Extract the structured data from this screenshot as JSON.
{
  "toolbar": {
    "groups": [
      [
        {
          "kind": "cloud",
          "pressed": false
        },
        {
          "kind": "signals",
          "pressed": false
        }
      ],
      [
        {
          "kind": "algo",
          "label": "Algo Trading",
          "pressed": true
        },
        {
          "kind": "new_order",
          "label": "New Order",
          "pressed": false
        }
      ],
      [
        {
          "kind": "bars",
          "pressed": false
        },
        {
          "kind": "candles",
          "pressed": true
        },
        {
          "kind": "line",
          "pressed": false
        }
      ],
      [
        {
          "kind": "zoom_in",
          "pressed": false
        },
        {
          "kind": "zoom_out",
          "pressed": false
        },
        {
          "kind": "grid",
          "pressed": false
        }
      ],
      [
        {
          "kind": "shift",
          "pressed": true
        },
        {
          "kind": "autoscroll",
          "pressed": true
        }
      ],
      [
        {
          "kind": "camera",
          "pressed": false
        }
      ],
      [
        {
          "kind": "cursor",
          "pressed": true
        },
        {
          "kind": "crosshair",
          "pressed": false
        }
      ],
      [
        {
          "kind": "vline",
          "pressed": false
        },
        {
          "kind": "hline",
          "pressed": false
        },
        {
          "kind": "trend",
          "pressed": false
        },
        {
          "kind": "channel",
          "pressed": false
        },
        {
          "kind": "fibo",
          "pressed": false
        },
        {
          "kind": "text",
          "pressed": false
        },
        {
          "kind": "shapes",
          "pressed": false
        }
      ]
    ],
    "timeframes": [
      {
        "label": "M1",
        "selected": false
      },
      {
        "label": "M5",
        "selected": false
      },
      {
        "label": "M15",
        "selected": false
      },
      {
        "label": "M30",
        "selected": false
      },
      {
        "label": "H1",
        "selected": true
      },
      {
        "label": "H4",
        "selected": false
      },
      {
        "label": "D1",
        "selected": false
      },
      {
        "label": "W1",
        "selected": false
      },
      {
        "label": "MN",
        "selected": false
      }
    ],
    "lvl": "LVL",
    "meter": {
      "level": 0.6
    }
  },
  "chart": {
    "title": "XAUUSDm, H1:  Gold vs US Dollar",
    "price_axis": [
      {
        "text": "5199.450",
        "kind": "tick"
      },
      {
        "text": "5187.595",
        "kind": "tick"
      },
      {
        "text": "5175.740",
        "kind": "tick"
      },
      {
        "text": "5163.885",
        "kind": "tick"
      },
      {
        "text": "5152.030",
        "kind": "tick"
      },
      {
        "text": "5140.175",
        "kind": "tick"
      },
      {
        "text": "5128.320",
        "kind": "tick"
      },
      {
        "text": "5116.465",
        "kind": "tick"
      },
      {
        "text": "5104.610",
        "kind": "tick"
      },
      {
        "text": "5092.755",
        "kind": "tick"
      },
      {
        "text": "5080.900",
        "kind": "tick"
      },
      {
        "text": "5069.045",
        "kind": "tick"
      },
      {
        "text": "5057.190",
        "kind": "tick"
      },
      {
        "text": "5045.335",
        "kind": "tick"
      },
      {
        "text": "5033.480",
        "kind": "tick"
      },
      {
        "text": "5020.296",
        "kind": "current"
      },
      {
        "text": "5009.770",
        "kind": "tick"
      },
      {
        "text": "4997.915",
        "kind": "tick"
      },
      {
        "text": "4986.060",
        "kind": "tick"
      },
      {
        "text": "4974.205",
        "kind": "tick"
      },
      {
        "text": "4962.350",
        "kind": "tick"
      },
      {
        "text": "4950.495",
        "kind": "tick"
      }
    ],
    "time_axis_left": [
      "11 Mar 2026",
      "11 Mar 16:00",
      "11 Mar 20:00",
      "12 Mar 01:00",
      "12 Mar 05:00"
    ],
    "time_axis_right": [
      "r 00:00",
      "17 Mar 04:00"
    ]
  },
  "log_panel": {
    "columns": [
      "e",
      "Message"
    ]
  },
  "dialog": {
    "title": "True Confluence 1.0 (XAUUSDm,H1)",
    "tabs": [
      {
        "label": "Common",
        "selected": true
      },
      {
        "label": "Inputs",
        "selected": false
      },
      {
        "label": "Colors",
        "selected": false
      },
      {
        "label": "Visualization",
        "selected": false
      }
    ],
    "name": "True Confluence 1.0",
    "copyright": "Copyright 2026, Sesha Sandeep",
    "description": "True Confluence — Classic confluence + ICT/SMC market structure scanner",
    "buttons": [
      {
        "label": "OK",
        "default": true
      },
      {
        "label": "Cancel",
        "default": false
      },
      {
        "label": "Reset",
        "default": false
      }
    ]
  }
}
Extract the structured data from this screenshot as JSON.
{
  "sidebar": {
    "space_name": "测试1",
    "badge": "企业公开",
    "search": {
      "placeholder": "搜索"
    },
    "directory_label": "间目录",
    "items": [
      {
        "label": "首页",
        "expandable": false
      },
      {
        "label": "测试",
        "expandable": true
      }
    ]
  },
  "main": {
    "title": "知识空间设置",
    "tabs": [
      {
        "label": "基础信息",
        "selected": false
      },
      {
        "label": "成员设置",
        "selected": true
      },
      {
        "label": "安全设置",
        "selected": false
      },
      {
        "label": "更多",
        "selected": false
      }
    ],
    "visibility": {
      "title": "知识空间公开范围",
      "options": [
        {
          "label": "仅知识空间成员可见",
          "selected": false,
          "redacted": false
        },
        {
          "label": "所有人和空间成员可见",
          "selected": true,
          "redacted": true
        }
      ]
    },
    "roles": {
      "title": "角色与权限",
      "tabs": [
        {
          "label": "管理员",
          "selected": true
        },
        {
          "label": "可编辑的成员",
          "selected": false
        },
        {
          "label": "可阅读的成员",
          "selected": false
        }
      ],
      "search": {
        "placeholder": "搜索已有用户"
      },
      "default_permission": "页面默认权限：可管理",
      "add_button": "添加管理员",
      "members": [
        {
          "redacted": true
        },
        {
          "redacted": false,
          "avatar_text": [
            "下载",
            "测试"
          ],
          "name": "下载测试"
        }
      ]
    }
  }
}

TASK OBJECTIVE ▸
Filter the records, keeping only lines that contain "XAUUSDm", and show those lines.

OUTPUT OF THE TASK ▸
    "title": "XAUUSDm, H1:  Gold vs US Dollar",
    "title": "True Confluence 1.0 (XAUUSDm,H1)",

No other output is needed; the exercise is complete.